Fatehpur Sikri (“The City of Victory”) was an important halt for merchants on the routes across northern India, and stands as a testimony to the architectural achievements of the Mughal Empire in the late 16th century. It became the Mughal capital under the rule of the Emperor Akbar (1556-1605), who moved his residence to the city and erected a major new palace complex. Most sources connect this decision with the emperor's veneration for a local Sufi holy man, Shaikh Salim Chisti, and it was in Chisti's honor in 1568 that Akbar ordered the Jami Masjid (the great mosque) to be constructed, one of the largest mosques in India, built to accommodate some 10,000 faithful and completed in 1571-72. The city was ultimately abandoned in the 1580s however, perhaps due to problems with the water supply, but continued to be an important halt for traders and was often inhabited by crowds of merchants from India, Persia and further afield.
The architecture of the city illustrates the diversity of religious and cultural identities that existed there.
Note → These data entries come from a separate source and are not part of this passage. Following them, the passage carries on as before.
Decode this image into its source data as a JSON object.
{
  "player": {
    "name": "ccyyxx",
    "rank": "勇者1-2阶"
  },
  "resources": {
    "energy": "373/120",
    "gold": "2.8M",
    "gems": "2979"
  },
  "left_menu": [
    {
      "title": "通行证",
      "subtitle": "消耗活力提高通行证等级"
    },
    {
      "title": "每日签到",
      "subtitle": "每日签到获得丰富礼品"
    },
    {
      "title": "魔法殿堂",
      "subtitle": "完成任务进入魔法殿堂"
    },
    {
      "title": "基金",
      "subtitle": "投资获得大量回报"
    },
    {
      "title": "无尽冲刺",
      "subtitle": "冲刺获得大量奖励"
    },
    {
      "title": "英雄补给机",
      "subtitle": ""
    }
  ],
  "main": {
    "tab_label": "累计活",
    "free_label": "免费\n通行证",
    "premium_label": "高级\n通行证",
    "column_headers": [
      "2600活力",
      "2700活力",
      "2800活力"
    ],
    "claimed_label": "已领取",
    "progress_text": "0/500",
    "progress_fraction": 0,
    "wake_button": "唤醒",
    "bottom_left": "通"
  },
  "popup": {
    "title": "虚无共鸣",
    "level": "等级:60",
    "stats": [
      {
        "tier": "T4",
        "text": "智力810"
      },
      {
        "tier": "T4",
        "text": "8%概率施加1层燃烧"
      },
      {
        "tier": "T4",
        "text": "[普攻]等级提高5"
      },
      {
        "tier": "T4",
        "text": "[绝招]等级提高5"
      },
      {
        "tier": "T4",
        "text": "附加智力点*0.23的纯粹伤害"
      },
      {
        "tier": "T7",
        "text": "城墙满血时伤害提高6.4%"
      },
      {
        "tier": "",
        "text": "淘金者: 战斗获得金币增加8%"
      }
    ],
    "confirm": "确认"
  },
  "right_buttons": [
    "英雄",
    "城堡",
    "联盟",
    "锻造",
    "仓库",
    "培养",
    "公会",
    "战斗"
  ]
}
The red sandstone architecture of Akbar’s palace complex reflects largely Hindu architectural traditions, and there is also ample evidence of the impact of Indo-Muslim decorative elements, some apparently drawn from sources such as Persian miniature painting. These latter can be seen in particular on the ornate "House of the Turkish Sultana." Many of the walls were brightly painted, floors would have been covered with carpets, and a variety of other furnishings, collections of ceramics and glass, and other objects would have filled the rooms. The Jami Masjid, as may be expected, reveals a more direct inheritance from Islamic decorative style, although its main arched entrance (or iwan) follows Persian architectural models, combined with some Indian decorative features. Buddhist and Jainist influences can also be traced in a number of other buildings in the city.